→ **Problem details**: Return the listing word for word, as given.

▬▬▬▬▬▬

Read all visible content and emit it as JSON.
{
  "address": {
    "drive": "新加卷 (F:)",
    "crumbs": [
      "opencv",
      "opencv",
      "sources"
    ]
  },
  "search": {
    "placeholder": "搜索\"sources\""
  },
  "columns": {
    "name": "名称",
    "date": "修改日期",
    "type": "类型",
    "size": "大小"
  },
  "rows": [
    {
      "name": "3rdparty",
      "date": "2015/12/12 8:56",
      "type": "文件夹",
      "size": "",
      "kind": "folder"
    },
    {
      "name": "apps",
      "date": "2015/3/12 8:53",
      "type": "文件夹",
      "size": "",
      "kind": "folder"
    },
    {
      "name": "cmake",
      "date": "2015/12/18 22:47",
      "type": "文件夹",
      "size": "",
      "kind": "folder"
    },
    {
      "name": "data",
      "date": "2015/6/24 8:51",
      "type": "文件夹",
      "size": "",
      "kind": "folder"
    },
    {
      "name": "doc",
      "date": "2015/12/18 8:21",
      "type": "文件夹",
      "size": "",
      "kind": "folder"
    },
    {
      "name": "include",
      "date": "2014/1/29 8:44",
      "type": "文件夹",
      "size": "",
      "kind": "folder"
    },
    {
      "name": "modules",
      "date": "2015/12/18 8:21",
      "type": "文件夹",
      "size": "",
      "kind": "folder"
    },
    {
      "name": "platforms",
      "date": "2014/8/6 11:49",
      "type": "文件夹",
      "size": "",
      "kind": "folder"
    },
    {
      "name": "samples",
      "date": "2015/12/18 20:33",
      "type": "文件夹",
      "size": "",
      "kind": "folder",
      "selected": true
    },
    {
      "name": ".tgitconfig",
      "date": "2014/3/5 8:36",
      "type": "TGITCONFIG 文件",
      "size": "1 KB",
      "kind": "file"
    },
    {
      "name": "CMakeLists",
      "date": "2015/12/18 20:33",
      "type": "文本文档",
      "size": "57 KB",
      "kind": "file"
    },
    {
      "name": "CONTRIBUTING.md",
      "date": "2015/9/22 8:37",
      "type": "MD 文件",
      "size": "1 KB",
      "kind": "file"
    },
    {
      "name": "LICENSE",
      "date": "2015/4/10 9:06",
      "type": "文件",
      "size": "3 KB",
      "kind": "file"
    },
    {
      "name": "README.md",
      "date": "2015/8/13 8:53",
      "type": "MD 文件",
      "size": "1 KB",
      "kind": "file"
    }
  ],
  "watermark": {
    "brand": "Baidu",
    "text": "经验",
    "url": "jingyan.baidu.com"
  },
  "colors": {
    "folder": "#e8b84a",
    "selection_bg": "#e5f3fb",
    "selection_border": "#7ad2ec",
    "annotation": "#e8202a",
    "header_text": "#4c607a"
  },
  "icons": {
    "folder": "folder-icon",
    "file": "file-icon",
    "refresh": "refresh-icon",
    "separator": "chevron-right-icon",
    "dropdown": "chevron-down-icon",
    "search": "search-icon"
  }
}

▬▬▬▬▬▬

→ **Result for this exercise**:
Read all visible content and emit it as JSON.
{
  "address": {
    "drive": "新加卷 (F:)",
    "crumbs": [
      "opencv",
      "opencv",
      "sources"
    ]
  },
  "search": {
    "placeholder": "搜索\"sources\""
  },
  "columns": {
    "name": "名称",
    "date": "修改日期",
    "type": "类型",
    "size": "大小"
  },
  "rows": [
    {
      "name": "3rdparty",
      "date": "2015/12/12 8:56",
      "type": "文件夹",
      "size": "",
      "kind": "folder"
    },
    {
      "name": "apps",
      "date": "2015/3/12 8:53",
      "type": "文件夹",
      "size": "",
      "kind": "folder"
    },
    {
      "name": "cmake",
      "date": "2015/12/18 22:47",
      "type": "文件夹",
      "size": "",
      "kind": "folder"
    },
    {
      "name": "data",
      "date": "2015/6/24 8:51",
      "type": "文件夹",
      "size": "",
      "kind": "folder"
    },
    {
      "name": "doc",
      "date": "2015/12/18 8:21",
      "type": "文件夹",
      "size": "",
      "kind": "folder"
    },
    {
      "name": "include",
      "date": "2014/1/29 8:44",
      "type": "文件夹",
      "size": "",
      "kind": "folder"
    },
    {
      "name": "modules",
      "date": "2015/12/18 8:21",
      "type": "文件夹",
      "size": "",
      "kind": "folder"
    },
    {
      "name": "platforms",
      "date": "2014/8/6 11:49",
      "type": "文件夹",
      "size": "",
      "kind": "folder"
    },
    {
      "name": "samples",
      "date": "2015/12/18 20:33",
      "type": "文件夹",
      "size": "",
      "kind": "folder",
      "selected": true
    },
    {
      "name": ".tgitconfig",
      "date": "2014/3/5 8:36",
      "type": "TGITCONFIG 文件",
      "size": "1 KB",
      "kind": "file"
    },
    {
      "name": "CMakeLists",
      "date": "2015/12/18 20:33",
      "type": "文本文档",
      "size": "57 KB",
      "kind": "file"
    },
    {
      "name": "CONTRIBUTING.md",
      "date": "2015/9/22 8:37",
      "type": "MD 文件",
      "size": "1 KB",
      "kind": "file"
    },
    {
      "name": "LICENSE",
      "date": "2015/4/10 9:06",
      "type": "文件",
      "size": "3 KB",
      "kind": "file"
    },
    {
      "name": "README.md",
      "date": "2015/8/13 8:53",
      "type": "MD 文件",
      "size": "1 KB",
      "kind": "file"
    }
  ],
  "watermark": {
    "brand": "Baidu",
    "text": "经验",
    "url": "jingyan.baidu.com"
  },
  "colors": {
    "folder": "#e8b84a",
    "selection_bg": "#e5f3fb",
    "selection_border": "#7ad2ec",
    "annotation": "#e8202a",
    "header_text": "#4c607a"
  },
  "icons": {
    "folder": "folder-icon",
    "file": "file-icon",
    "refresh": "refresh-icon",
    "separator": "chevron-right-icon",
    "dropdown": "chevron-down-icon",
    "search": "search-icon"
  }
}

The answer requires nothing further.